Below are selections from reviews. To read the complete ones and excerpts go to www.beyondthesummit-novel.com

Beyond the Summit, is the rare gem that shows us the triumphs and challenges of a major climb from the porter’s point of view. The love of two people from diverse cultures is the fiery centerpiece of a novel that leads its readers through harshly beautiful and highly dangerous territory to the roof of the world. Malcolm Campbell, book reviewer

Conflict and dialog keep this gripping story of destiny, romance and adventure moving from the first page to the last paragraph. LeBlanc has a genius for bonding her readers and her characters.

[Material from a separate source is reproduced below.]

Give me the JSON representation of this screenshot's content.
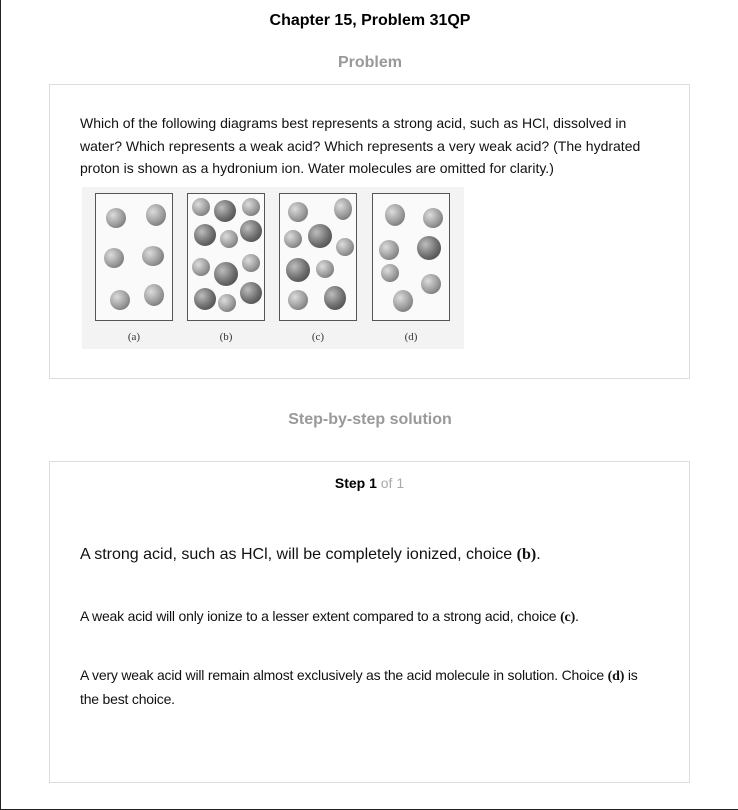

I found I was empathizing in turn with each character as they faced their own personal crisis or trauma.
Richard Blake for Readers Views.

A gripping, gut-twisting expedition through the eyes of a porter reveals the heart and soul of Sherpas living in the shadows of Everest. EverestNews.com

A hard-hitting blend of adventure and romance which deserves a spot in any serious fiction collection. Midwest Book Review

LeBlanc is equally adept at describing complex, elusive emotions and the beautiful, terrifying aspect of the Himalayan Mountains. Boulder Daily Camera

LeBlanc’s vivid description of the Himalayas and the climbing culture makes this a powerful read. Rocky Mt News Pick of the Week

A rich adventure into the heart of the Himalayan Kingdom. Fantastic story-telling from one who has been there. USABookNews.com

This is the book to read before you embark on your pilgrimage to Nepal. The author knows and loves the people and the country, and makes you feel the cold thin air, the hard rocks of the mountains, the tough life of the Sherpa guides, and you learn to love them too. This is a higly literate, but also very readable book. Highly recommended.”
– John (college professor)

Memorable characters and harrowing encounters with the mountains keep the action moving with a vibrant balance of vivid description and dialog. Literary Cafe Host, Healdsburg, CA

This superbly-crafted novel will land you in a world of unimaginable beauty, adventure, and romance. The love story will keep you awake at night with its vibrant tension and deep rich longing. Wick Downing, author of nine novels

Such vividly depicted images of the Everest region and the Sherpa people are the perfect scenario for the romance and adventure feats narrated. It’s a page-turner, so engrossing you end up wanting to visit Nepal! Not just novel, but perfect for those seeking to get acquainted with the culture of this country.
By Claudia Fournier (América, Bs. As., Argentina)

Available through Barnes and Noble, Borders, amazon.com, Chesslerbooks.com, and the web site